##### EXTRACTED MATERIAL #####
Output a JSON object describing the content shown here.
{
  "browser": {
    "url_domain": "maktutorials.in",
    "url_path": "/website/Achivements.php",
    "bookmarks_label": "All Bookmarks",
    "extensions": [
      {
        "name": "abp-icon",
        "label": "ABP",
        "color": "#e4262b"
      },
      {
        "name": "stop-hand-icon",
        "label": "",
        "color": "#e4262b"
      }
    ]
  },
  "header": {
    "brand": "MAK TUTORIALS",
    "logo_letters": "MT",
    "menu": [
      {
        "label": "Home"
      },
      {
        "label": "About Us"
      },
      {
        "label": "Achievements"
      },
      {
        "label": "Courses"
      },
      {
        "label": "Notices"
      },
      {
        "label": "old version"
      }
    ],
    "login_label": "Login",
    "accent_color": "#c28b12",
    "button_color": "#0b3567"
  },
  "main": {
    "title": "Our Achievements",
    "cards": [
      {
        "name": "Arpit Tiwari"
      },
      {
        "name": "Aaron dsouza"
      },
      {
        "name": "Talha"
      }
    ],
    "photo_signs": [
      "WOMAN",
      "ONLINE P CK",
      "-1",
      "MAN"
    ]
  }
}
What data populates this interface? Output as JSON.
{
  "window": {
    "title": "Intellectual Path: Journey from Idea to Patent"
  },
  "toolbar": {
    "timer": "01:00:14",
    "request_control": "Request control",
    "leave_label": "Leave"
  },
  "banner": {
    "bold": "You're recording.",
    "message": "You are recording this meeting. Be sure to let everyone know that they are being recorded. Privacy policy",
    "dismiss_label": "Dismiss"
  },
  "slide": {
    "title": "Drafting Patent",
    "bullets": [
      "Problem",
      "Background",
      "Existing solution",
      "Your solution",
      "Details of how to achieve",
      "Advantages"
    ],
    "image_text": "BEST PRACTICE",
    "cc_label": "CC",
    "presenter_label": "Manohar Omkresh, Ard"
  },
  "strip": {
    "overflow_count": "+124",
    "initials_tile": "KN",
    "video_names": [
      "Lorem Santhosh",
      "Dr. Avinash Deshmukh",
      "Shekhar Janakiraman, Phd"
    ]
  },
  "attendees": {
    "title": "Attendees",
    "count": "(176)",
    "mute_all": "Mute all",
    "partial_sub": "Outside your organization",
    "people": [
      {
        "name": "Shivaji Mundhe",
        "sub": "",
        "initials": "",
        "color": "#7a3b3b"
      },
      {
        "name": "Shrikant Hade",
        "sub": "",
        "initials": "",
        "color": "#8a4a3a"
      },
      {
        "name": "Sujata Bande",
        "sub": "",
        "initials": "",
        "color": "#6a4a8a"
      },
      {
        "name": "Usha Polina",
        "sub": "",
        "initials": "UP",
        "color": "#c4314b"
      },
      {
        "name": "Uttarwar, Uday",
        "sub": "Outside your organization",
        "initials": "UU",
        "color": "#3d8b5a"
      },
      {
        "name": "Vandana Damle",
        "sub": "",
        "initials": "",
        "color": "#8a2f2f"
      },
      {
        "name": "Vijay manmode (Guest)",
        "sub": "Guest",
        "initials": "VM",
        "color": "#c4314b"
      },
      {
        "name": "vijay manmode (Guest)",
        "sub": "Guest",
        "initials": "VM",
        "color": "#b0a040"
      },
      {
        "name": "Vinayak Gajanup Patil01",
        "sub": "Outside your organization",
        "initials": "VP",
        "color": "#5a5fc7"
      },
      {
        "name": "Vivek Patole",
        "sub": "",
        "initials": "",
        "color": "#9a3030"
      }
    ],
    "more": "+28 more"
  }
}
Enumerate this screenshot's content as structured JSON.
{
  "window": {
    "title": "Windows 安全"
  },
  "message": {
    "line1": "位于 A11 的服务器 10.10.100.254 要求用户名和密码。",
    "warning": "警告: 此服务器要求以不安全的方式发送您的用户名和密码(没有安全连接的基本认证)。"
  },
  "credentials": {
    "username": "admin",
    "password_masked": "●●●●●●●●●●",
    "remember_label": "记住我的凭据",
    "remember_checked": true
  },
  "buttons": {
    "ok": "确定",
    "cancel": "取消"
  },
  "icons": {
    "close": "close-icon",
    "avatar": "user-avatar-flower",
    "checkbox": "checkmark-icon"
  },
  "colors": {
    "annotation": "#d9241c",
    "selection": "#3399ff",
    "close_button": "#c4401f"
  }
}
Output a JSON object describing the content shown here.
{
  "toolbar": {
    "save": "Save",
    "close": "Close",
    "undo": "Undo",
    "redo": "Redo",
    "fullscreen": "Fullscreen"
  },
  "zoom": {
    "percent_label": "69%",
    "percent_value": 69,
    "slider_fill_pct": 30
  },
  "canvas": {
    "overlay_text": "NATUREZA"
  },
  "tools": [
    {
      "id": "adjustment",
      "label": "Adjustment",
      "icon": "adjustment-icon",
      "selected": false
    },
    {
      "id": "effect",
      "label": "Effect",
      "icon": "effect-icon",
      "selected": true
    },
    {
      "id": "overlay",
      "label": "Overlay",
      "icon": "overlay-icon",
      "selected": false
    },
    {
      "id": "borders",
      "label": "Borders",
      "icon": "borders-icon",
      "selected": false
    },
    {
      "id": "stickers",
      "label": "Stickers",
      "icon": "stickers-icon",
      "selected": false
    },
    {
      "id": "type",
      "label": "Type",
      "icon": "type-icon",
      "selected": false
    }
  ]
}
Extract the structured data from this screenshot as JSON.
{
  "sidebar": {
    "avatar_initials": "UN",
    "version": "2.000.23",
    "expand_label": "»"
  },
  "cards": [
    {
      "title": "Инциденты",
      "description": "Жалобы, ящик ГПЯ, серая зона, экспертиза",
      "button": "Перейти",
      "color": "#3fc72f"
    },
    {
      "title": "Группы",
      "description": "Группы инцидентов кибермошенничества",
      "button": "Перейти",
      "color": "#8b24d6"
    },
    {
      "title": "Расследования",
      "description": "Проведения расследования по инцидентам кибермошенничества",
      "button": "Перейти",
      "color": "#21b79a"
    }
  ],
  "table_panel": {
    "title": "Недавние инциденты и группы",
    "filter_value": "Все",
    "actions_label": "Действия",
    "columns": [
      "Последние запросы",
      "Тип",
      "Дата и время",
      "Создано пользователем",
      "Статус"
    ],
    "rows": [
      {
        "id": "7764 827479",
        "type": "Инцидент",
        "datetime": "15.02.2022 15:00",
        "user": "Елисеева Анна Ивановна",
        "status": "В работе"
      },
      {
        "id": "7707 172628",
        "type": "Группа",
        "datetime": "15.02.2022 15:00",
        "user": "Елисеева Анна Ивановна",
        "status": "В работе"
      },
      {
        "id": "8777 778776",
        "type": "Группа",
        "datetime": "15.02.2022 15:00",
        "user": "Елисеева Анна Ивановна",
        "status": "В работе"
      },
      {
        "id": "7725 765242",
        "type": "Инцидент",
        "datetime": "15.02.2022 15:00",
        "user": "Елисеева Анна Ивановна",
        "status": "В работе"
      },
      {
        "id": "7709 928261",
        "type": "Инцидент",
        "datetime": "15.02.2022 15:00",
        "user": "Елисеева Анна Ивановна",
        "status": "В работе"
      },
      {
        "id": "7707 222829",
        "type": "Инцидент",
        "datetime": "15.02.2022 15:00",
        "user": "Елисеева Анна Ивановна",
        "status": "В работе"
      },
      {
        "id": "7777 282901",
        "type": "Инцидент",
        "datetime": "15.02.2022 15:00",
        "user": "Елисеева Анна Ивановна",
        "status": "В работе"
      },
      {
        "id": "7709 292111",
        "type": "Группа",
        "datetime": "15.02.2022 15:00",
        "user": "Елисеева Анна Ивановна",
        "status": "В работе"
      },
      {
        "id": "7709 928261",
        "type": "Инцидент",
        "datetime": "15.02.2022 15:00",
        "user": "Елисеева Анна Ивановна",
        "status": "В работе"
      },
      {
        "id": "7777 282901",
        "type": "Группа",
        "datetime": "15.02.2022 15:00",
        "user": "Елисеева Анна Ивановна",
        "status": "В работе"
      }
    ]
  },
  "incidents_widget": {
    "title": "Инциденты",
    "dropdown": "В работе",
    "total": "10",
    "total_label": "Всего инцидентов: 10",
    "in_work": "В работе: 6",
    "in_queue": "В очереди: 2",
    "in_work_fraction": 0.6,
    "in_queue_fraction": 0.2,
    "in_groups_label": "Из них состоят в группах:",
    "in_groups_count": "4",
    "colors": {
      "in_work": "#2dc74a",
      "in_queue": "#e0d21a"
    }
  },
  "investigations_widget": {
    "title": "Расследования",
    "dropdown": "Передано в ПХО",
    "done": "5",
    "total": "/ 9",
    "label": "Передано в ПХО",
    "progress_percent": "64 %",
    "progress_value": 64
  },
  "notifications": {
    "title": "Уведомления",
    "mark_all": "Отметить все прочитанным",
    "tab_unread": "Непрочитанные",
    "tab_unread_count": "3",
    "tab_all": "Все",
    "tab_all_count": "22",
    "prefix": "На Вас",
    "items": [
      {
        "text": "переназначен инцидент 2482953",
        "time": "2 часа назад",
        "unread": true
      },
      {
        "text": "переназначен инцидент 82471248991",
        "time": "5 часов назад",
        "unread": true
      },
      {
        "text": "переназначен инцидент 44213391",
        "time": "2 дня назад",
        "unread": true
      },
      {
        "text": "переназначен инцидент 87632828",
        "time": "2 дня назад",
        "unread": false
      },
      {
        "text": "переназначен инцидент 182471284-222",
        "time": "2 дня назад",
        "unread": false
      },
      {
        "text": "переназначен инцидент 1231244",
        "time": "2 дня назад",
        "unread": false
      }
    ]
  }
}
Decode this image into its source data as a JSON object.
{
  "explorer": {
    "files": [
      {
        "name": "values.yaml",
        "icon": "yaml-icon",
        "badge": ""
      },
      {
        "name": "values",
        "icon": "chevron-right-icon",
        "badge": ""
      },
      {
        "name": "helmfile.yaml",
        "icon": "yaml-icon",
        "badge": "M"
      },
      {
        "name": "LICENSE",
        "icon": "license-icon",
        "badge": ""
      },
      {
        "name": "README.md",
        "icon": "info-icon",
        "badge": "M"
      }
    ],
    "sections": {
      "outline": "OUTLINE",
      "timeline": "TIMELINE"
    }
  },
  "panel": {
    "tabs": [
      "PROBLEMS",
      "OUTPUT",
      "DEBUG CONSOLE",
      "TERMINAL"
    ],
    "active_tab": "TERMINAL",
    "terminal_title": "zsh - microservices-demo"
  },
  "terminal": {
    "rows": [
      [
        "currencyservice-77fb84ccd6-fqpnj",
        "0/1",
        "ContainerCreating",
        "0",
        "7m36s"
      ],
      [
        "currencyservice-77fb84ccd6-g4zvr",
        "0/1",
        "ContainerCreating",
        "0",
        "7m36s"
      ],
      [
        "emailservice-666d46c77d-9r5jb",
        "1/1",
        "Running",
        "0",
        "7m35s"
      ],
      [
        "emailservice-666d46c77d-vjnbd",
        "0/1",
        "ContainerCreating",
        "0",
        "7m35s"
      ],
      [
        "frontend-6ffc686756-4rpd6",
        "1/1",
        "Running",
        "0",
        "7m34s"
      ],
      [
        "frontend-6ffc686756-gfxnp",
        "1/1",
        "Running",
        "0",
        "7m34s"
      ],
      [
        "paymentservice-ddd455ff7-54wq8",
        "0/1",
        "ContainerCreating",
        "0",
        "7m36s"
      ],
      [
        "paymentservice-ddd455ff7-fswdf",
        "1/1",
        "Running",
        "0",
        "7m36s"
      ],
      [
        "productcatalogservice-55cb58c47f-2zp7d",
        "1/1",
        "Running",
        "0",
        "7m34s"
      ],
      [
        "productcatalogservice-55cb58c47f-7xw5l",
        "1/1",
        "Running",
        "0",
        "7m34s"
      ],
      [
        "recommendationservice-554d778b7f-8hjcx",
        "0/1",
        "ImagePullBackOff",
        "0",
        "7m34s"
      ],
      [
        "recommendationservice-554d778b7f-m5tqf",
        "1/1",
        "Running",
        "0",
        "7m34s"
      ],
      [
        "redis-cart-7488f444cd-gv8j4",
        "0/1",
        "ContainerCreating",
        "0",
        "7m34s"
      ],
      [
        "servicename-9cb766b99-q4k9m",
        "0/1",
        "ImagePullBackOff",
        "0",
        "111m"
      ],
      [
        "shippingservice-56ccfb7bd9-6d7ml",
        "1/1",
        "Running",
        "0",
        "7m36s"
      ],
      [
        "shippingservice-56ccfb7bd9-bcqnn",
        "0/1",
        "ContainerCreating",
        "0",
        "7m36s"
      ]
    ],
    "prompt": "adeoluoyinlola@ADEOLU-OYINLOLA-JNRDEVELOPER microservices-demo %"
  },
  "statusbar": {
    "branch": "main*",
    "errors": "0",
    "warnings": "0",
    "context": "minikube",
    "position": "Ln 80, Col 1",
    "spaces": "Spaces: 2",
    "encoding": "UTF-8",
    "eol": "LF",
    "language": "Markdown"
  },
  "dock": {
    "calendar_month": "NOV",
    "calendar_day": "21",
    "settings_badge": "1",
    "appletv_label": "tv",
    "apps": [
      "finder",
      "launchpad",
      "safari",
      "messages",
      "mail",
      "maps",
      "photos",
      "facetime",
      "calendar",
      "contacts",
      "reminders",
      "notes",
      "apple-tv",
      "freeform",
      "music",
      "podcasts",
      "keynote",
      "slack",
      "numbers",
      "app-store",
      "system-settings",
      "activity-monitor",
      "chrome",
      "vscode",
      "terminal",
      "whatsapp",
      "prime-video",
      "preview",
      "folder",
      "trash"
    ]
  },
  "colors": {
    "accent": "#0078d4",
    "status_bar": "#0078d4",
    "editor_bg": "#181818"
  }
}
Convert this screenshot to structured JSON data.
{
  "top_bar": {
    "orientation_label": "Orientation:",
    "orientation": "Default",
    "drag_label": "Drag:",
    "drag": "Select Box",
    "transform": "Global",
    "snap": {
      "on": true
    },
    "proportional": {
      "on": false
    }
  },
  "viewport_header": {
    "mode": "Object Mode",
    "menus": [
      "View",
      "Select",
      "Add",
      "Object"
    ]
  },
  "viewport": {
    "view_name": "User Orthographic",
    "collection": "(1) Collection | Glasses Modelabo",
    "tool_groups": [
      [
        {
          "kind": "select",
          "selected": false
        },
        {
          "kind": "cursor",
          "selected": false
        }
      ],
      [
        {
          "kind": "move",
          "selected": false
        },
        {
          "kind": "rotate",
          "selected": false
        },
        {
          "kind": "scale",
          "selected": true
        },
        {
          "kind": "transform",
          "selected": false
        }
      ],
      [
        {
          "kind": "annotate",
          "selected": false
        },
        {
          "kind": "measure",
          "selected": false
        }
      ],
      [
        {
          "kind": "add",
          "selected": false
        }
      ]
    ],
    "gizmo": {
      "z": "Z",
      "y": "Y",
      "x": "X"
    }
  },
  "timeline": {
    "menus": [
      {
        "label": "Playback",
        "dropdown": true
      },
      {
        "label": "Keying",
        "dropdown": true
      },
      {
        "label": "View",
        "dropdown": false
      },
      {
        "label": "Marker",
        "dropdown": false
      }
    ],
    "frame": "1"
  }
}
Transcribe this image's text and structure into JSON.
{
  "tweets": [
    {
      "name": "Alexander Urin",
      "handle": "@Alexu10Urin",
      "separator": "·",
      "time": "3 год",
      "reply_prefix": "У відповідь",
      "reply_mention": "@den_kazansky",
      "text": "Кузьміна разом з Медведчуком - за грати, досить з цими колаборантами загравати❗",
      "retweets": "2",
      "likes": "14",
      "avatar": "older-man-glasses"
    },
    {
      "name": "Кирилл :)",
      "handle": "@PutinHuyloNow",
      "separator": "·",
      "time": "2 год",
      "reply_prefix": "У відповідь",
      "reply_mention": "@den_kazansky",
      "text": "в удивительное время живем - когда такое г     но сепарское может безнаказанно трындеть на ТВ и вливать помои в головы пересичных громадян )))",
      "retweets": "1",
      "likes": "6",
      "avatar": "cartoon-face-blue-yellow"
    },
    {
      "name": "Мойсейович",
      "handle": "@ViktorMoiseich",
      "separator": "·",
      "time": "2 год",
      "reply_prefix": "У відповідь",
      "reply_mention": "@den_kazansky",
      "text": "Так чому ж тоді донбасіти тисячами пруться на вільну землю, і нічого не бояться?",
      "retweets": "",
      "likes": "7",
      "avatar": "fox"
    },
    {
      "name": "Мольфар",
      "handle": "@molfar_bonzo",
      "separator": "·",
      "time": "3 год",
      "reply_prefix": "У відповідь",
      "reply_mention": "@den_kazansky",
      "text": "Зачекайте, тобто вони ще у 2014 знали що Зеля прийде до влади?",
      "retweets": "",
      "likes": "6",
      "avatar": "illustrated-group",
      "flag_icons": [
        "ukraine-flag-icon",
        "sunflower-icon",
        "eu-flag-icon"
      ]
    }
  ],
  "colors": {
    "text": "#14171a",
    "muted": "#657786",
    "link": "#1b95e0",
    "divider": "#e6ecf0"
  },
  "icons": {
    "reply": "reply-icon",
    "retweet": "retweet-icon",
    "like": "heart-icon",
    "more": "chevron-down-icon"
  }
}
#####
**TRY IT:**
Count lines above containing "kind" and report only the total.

**YOUR SOLUTION:**
9